Wherever a line holds the word "Lorem", copy that line from the data.

>>

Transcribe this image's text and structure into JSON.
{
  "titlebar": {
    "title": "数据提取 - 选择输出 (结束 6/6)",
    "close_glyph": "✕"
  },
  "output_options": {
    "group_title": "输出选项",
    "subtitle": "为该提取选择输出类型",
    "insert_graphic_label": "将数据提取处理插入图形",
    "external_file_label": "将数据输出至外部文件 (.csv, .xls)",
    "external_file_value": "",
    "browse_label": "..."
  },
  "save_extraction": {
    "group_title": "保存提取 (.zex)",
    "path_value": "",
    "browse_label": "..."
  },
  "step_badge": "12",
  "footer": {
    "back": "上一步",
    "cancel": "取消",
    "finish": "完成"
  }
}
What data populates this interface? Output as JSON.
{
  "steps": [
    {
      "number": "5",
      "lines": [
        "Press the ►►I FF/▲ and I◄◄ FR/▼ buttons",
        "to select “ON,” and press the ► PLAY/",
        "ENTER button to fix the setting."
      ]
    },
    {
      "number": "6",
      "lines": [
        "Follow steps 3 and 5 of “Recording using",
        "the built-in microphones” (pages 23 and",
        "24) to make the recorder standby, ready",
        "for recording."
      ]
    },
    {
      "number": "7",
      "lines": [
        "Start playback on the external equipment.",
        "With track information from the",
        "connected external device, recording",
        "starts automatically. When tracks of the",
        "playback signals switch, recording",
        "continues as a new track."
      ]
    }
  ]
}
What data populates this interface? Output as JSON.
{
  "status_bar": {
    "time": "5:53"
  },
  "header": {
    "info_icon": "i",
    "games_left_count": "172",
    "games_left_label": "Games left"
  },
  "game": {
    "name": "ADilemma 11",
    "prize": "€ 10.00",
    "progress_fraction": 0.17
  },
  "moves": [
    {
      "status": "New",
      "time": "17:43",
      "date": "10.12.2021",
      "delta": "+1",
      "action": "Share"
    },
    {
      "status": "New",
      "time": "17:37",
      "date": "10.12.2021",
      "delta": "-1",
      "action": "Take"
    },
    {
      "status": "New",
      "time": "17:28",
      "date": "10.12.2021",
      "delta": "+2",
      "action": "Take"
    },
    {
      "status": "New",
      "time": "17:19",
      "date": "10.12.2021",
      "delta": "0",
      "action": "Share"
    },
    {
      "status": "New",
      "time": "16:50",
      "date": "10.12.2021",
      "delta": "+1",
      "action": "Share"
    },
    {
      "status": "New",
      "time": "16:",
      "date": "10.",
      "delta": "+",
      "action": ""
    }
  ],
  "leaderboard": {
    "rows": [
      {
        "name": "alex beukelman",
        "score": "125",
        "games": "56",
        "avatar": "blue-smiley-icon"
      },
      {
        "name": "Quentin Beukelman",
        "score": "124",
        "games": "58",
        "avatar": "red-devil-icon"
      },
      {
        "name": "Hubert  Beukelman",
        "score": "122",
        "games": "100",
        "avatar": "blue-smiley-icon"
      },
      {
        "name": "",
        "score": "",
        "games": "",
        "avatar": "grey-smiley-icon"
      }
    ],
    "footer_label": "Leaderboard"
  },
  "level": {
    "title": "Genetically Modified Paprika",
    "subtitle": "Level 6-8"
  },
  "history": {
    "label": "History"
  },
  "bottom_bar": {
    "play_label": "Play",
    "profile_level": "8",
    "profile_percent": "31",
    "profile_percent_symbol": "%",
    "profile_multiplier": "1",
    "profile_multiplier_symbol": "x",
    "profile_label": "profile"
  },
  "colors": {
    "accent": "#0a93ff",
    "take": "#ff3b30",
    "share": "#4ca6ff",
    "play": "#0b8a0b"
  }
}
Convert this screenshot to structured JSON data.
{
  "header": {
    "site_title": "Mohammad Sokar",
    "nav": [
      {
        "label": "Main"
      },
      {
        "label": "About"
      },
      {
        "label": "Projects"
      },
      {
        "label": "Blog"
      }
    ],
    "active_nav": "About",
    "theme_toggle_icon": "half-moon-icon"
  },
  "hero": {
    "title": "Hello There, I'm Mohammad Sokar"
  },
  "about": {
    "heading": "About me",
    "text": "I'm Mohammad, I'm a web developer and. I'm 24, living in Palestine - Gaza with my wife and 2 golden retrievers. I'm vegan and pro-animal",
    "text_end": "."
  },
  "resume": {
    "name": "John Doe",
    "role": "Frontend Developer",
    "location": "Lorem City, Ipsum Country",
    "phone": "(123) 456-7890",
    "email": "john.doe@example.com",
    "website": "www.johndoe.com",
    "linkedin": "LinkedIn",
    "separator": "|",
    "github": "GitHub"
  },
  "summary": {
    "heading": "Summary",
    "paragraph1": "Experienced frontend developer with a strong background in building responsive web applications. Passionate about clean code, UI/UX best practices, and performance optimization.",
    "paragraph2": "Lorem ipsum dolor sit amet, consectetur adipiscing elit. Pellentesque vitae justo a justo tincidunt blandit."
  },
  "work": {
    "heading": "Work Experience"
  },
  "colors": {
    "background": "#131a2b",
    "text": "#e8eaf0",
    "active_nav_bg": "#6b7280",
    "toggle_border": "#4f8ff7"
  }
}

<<

→ **Expected answer**
    "location": "Lorem City, Ipsum Country",
    "paragraph2": "Lorem ipsum dolor sit amet, consectetur adipiscing elit. Pellentesque vitae justo a justo tincidunt blandit."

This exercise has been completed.